Look through the lines below for the word "available", and copy every line that has it.

Component data from apps and pages:
.....

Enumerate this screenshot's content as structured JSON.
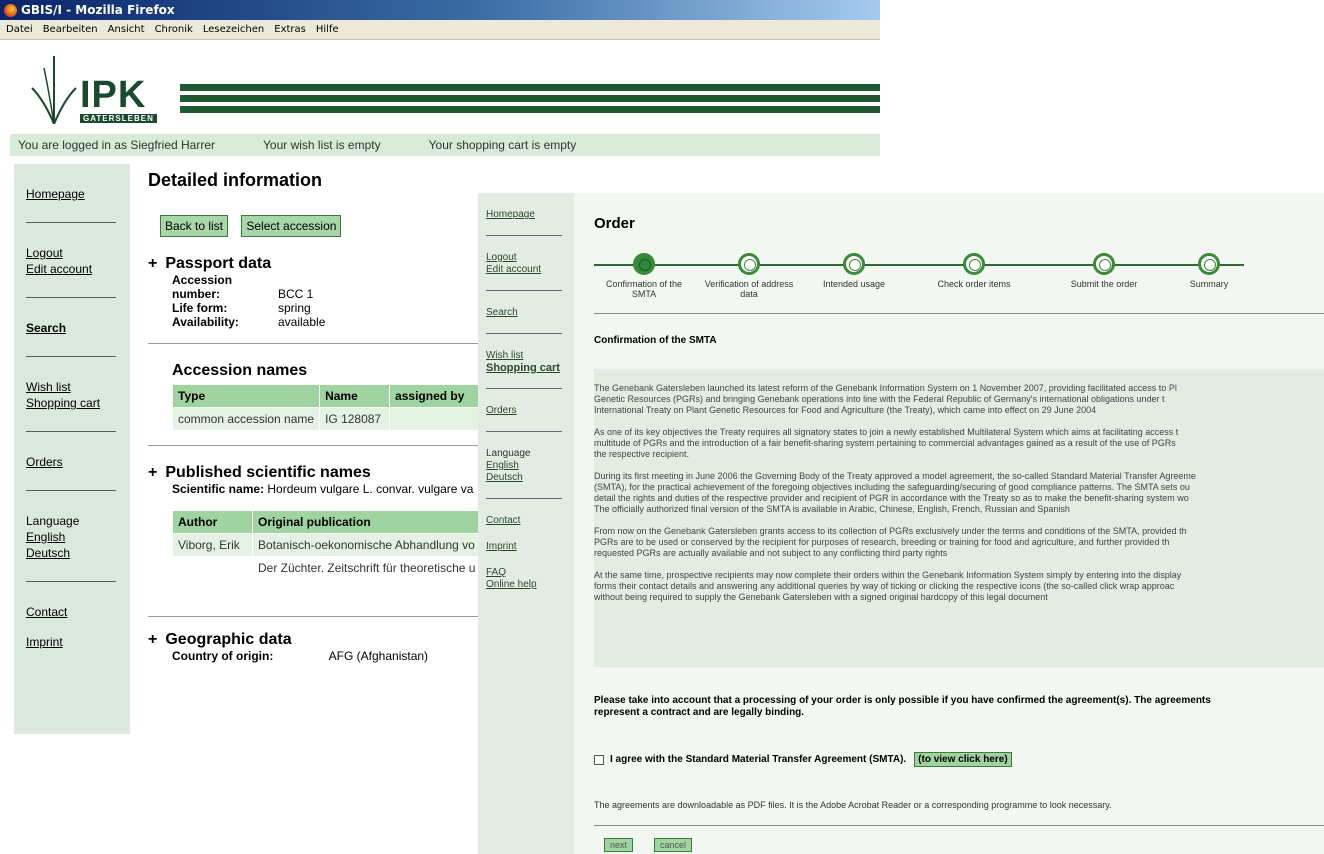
{
  "back": {
    "window_title": "GBIS/I - Mozilla Firefox",
    "menu": [
      "Datei",
      "Bearbeiten",
      "Ansicht",
      "Chronik",
      "Lesezeichen",
      "Extras",
      "Hilfe"
    ],
    "logo_word": "IPK",
    "logo_sub": "GATERSLEBEN",
    "status": {
      "logged_in": "You are logged in as Siegfried Harrer",
      "wish_list": "Your wish list is empty",
      "cart": "Your shopping cart is empty"
    },
    "nav": {
      "homepage": "Homepage",
      "logout": "Logout",
      "edit_account": "Edit account",
      "search": "Search",
      "wish_list": "Wish list",
      "shopping_cart": "Shopping cart",
      "orders": "Orders",
      "language": "Language",
      "english": "English",
      "deutsch": "Deutsch",
      "contact": "Contact",
      "imprint": "Imprint"
    },
    "page_title": "Detailed information",
    "buttons": {
      "back_to_list": "Back to list",
      "select_accession": "Select accession"
    },
    "passport": {
      "heading": "Passport data",
      "rows": [
        {
          "k": "Accession number:",
          "v": "BCC 1"
        },
        {
          "k": "Life form:",
          "v": "spring"
        },
        {
          "k": "Availability:",
          "v": "available"
        }
      ]
    },
    "accession_names": {
      "heading": "Accession names",
      "headers": [
        "Type",
        "Name",
        "assigned by"
      ],
      "row": [
        "common accession name",
        "IG 128087",
        ""
      ]
    },
    "sci_names": {
      "heading": "Published scientific names",
      "label": "Scientific name:",
      "value": "Hordeum vulgare L. convar. vulgare va",
      "headers": [
        "Author",
        "Original publication"
      ],
      "rows": [
        [
          "Viborg, Erik",
          "Botanisch-oekonomische Abhandlung vo"
        ],
        [
          "",
          "Der Züchter. Zeitschrift für theoretische u"
        ]
      ]
    },
    "geo": {
      "heading": "Geographic data",
      "label": "Country of origin:",
      "value": "AFG (Afghanistan)"
    }
  },
  "front": {
    "nav": {
      "homepage": "Homepage",
      "logout": "Logout",
      "edit_account": "Edit account",
      "search": "Search",
      "wish_list": "Wish list",
      "shopping_cart": "Shopping cart",
      "orders": "Orders",
      "language": "Language",
      "english": "English",
      "deutsch": "Deutsch",
      "contact": "Contact",
      "imprint": "Imprint",
      "faq": "FAQ",
      "online_help": "Online help"
    },
    "title": "Order",
    "steps": [
      "Confirmation of the SMTA",
      "Verification of address data",
      "Intended usage",
      "Check order items",
      "Submit the order",
      "Summary"
    ],
    "subtitle": "Confirmation of the SMTA",
    "paragraphs": [
      "The Genebank Gatersleben launched its latest reform of the Genebank Information System on 1 November 2007, providing facilitated access to Pl",
      "Genetic Resources (PGRs) and bringing Genebank operations into line with the Federal Republic of Germany's international obligations under t",
      "International Treaty on Plant Genetic Resources for Food and Agriculture (the Treaty), which came into effect on 29 June 2004",
      "As one of its key objectives the Treaty requires all signatory states to join a newly established Multilateral System which aims at facilitating access t",
      "multitude of PGRs and the introduction of a fair benefit-sharing system pertaining to commercial advantages gained as a result of the use of PGRs",
      "the respective recipient.",
      "During its first meeting in June 2006 the Governing Body of the Treaty approved a model agreement, the so-called Standard Material Transfer Agreeme",
      "(SMTA), for the practical achievement of the foregoing objectives including the safeguarding/securing of good compliance patterns. The SMTA sets ou",
      "detail the rights and duties of the respective provider and recipient of PGR in accordance with the Treaty so as to make the benefit-sharing system wo",
      "The officially authorized final version of the SMTA is available in Arabic, Chinese, English, French, Russian and Spanish",
      "From now on the Genebank Gatersleben grants access to its collection of PGRs exclusively under the terms and conditions of the SMTA, provided th",
      "PGRs are to be used or conserved by the recipient for purposes of research, breeding or training for food and agriculture, and further provided th",
      "requested PGRs are actually available and not subject to any conflicting third party rights",
      "At the same time, prospective recipients may now complete their orders within the Genebank Information System simply by entering into the display",
      "forms their contact details and answering any additional queries by way of ticking or clicking the respective icons (the so-called click wrap approac",
      "without being required to supply the Genebank Gatersleben with a signed original hardcopy of this legal document"
    ],
    "notice_1": "Please take into account that a processing of your order is only possible if you have confirmed the agreement(s). The agreements",
    "notice_2": "represent a contract and are legally binding.",
    "agree_label": "I agree with the Standard Material Transfer Agreement (SMTA).",
    "view_link": "(to view click here)",
    "download_note": "The agreements are downloadable as PDF files. It is the Adobe Acrobat Reader or a corresponding programme to look necessary.",
    "next": "next",
    "cancel": "cancel"
  }
}
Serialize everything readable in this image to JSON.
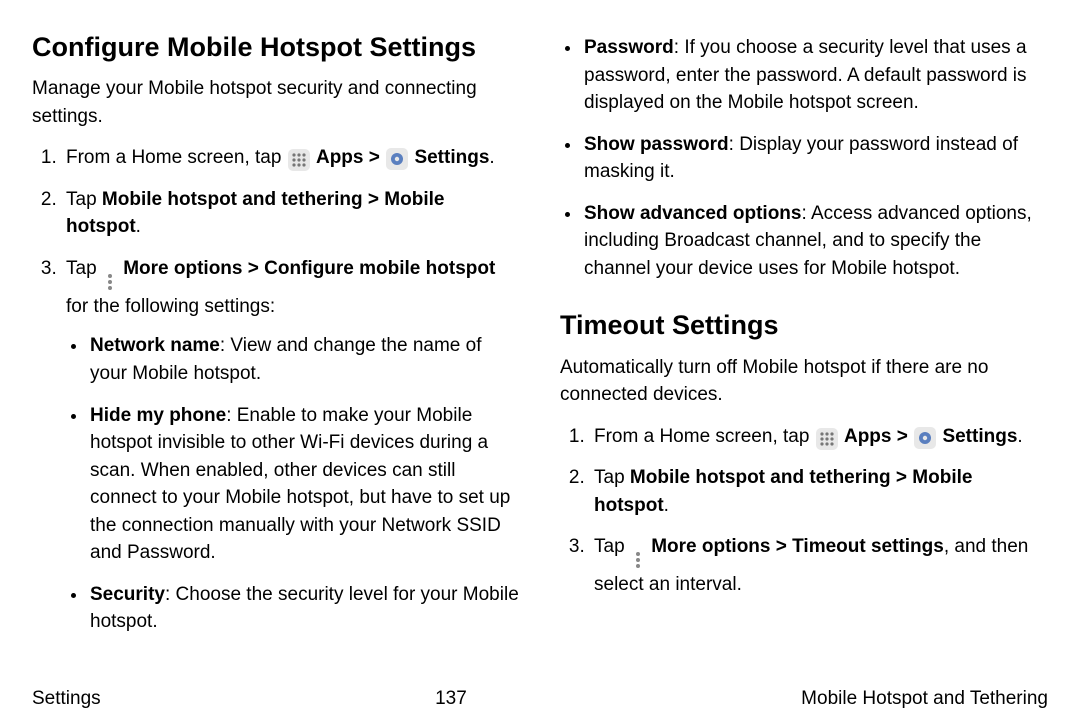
{
  "left": {
    "heading": "Configure Mobile Hotspot Settings",
    "intro": "Manage your Mobile hotspot security and connecting settings.",
    "step1_pre": "From a Home screen, tap ",
    "apps_label": "Apps",
    "settings_label": "Settings",
    "step2_pre": "Tap ",
    "step2_b1": "Mobile hotspot and tethering",
    "step2_b2": "Mobile hotspot",
    "step3_pre": "Tap ",
    "step3_b": "More options",
    "step3_b2": "Configure mobile hotspot",
    "step3_post": " for the following settings:",
    "bullets": {
      "net_name_t": "Network name",
      "net_name_d": ": View and change the name of your Mobile hotspot.",
      "hide_t": "Hide my phone",
      "hide_d": ": Enable to make your Mobile hotspot invisible to other Wi-Fi devices during a scan. When enabled, other devices can still connect to your Mobile hotspot, but have to set up the connection manually with your Network SSID and Password.",
      "sec_t": "Security",
      "sec_d": ": Choose the security level for your Mobile hotspot."
    }
  },
  "right": {
    "bullets": {
      "pwd_t": "Password",
      "pwd_d": ": If you choose a security level that uses a password, enter the password. A default password is displayed on the Mobile hotspot screen.",
      "show_t": "Show password",
      "show_d": ": Display your password instead of masking it.",
      "adv_t": "Show advanced options",
      "adv_d": ": Access advanced options, including Broadcast channel, and to specify the channel your device uses for Mobile hotspot."
    },
    "heading2": "Timeout Settings",
    "intro2": "Automatically turn off Mobile hotspot if there are no connected devices.",
    "step1_pre": "From a Home screen, tap ",
    "apps_label": "Apps",
    "settings_label": "Settings",
    "step2_pre": "Tap ",
    "step2_b1": "Mobile hotspot and tethering",
    "step2_b2": "Mobile hotspot",
    "step3_pre": "Tap ",
    "step3_b": "More options",
    "step3_b2": "Timeout settings",
    "step3_post": ", and then select an interval."
  },
  "footer": {
    "left": "Settings",
    "center": "137",
    "right": "Mobile Hotspot and Tethering"
  },
  "chev": ">",
  "period": "."
}
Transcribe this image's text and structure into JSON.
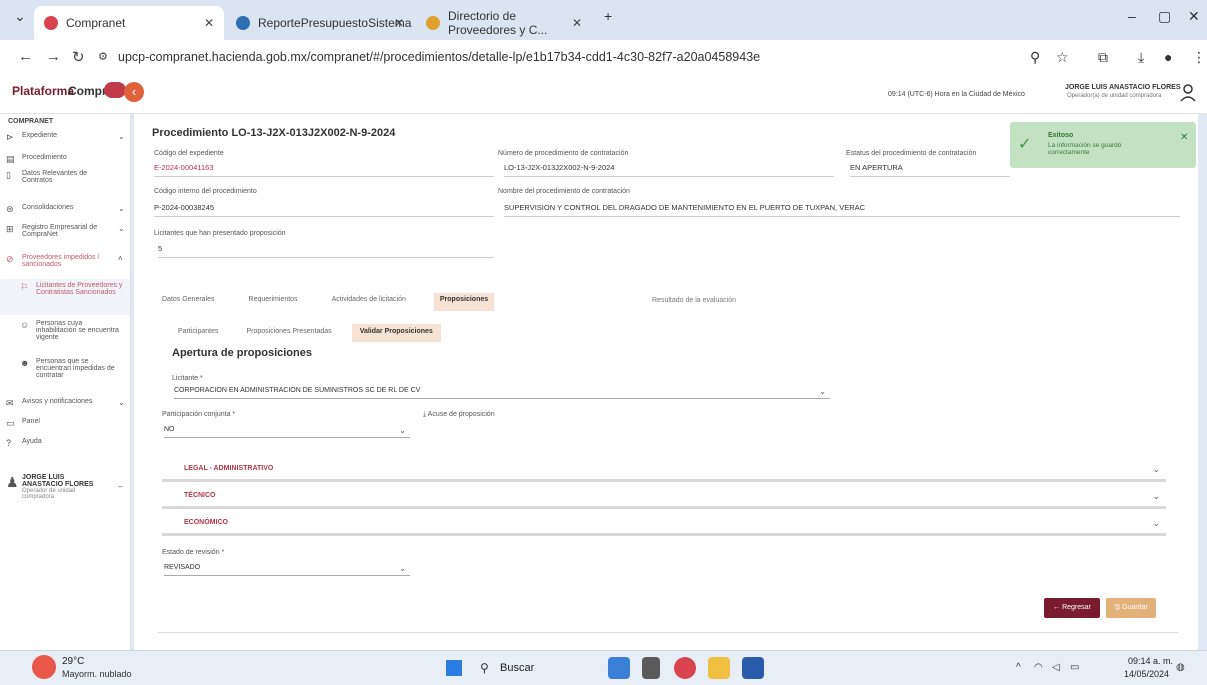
{
  "browser": {
    "tabs": [
      {
        "label": "Compranet"
      },
      {
        "label": "ReportePresupuestoSistema"
      },
      {
        "label": "Directorio de Proveedores y C..."
      }
    ],
    "new_tab": "+",
    "url": "upcp-compranet.hacienda.gob.mx/compranet/#/procedimientos/detalle-lp/e1b17b34-cdd1-4c30-82f7-a20a0458943e"
  },
  "header": {
    "logo_part1": "Plataforma",
    "logo_part2": "Compra",
    "hora": "09:14 (UTC-6) Hora en la Ciudad de México",
    "user_name": "JORGE LUIS ANASTACIO FLORES",
    "user_role": "Operador(a) de unidad compradora"
  },
  "sidebar": {
    "title": "COMPRANET",
    "items": [
      {
        "label": "Expediente",
        "icon": "folder-icon"
      },
      {
        "label": "Procedimiento",
        "icon": "document-icon"
      },
      {
        "label": "Datos Relevantes de Contratos",
        "icon": "bookmark-icon"
      },
      {
        "label": "Consolidaciones",
        "icon": "consolidation-icon"
      },
      {
        "label": "Registro Empresarial de CompraNet",
        "icon": "registry-icon"
      },
      {
        "label": "Proveedores impedidos / sancionados",
        "icon": "warning-icon"
      },
      {
        "label": "Licitantes de Proveedores y Contratistas Sancionados",
        "icon": "sanction-icon"
      },
      {
        "label": "Personas cuya inhabilitación se encuentra vigente",
        "icon": "person-icon"
      },
      {
        "label": "Personas que se encuentran impedidas de contratar",
        "icon": "person-block-icon"
      },
      {
        "label": "Avisos y notificaciones",
        "icon": "mail-icon"
      },
      {
        "label": "Panel",
        "icon": "panel-icon"
      },
      {
        "label": "Ayuda",
        "icon": "help-icon"
      }
    ],
    "user_name": "JORGE LUIS ANASTACIO FLORES",
    "user_role": "Operador de unidad compradora"
  },
  "main": {
    "title": "Procedimiento LO-13-J2X-013J2X002-N-9-2024",
    "codigo_expediente_label": "Código del expediente",
    "codigo_expediente": "E-2024-00041163",
    "numero_proc_label": "Número de procedimiento de contratación",
    "numero_proc": "LO-13-J2X-013J2X002-N-9-2024",
    "estatus_label": "Estatus del procedimiento de contratación",
    "estatus": "EN APERTURA",
    "codigo_interno_label": "Código interno del procedimiento",
    "codigo_interno": "P-2024-00038245",
    "nombre_label": "Nombre del procedimiento de contratación",
    "nombre": "SUPERVISION Y CONTROL DEL DRAGADO DE MANTENIMIENTO EN EL PUERTO DE TUXPAN, VERAC",
    "licitantes_label": "Licitantes que han presentado proposición",
    "licitantes": "5",
    "tabs": [
      "Datos Generales",
      "Requerimientos",
      "Actividades de licitación",
      "Proposiciones"
    ],
    "tab_extra": "Resultado de la evaluación",
    "subtabs": [
      "Participantes",
      "Proposiciones Presentadas",
      "Validar Proposiciones"
    ],
    "section_title": "Apertura de proposiciones",
    "licitante_label": "Licitante *",
    "licitante_value": "CORPORACION EN ADMINISTRACION DE SUMINISTROS SC DE RL DE CV",
    "participacion_label": "Participación conjunta *",
    "participacion_value": "NO",
    "acuse_label": "Acuse de proposición",
    "accordions": [
      "LEGAL - ADMINISTRATIVO",
      "TÉCNICO",
      "ECONÓMICO"
    ],
    "estado_label": "Estado de revisión *",
    "estado_value": "REVISADO",
    "btn_regresar": "Regresar",
    "btn_guardar": "Guardar"
  },
  "toast": {
    "title": "Exitoso",
    "message": "La información se guardó correctamente"
  },
  "taskbar": {
    "temp": "29°C",
    "weather": "Mayorm. nublado",
    "search": "Buscar",
    "time": "09:14 a. m.",
    "date": "14/05/2024"
  },
  "colors": {
    "brand": "#7a1b30",
    "accent": "#e0623d",
    "success": "#c3e2c3",
    "tab_active": "#f6e3d5"
  }
}
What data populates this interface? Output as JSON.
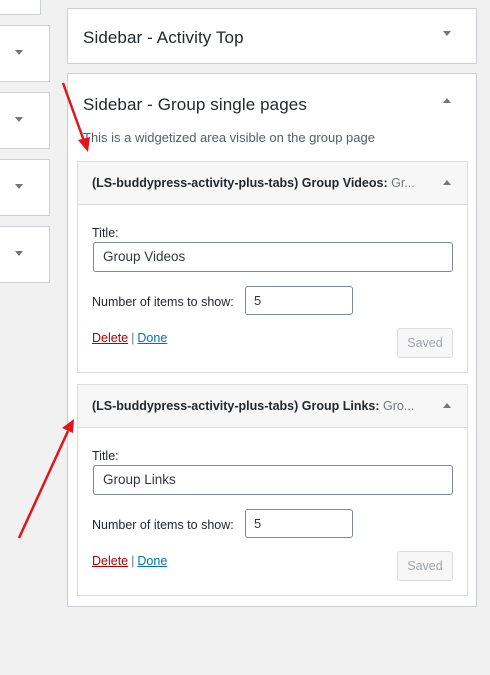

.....

* [Answer box]:
          "v": "available"
      "The officially authorized final version of the SMTA is available in Arabic, Chinese, English, French, Russian and Spanish",
      "requested PGRs are actually available and not subject to any conflicting third party rights",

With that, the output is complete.